[[ Entries provided open ]]

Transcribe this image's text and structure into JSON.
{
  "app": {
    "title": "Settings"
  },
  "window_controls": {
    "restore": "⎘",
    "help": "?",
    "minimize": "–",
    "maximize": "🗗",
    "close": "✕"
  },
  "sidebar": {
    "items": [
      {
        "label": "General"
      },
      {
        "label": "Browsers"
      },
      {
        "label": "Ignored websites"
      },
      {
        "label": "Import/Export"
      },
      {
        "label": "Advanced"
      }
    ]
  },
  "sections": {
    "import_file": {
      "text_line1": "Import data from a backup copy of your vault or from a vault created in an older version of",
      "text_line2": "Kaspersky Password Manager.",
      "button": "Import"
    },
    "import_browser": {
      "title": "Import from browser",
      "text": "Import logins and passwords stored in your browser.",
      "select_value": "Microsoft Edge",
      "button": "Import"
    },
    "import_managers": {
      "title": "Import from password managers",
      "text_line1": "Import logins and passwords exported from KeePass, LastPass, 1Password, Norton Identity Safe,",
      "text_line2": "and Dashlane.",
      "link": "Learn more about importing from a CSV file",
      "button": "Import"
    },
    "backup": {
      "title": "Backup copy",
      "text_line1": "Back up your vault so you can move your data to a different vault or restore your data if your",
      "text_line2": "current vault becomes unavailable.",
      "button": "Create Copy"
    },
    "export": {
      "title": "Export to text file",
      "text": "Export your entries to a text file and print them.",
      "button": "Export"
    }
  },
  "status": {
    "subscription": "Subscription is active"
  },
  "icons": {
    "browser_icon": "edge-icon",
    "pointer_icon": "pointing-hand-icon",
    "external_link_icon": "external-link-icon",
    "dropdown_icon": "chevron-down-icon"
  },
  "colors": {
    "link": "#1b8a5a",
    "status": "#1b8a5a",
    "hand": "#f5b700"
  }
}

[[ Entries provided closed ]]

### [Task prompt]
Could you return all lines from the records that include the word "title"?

### [Answer box]
    "title": "Settings"
      "title": "Import from browser",
      "title": "Import from password managers",
      "title": "Backup copy",
      "title": "Export to text file",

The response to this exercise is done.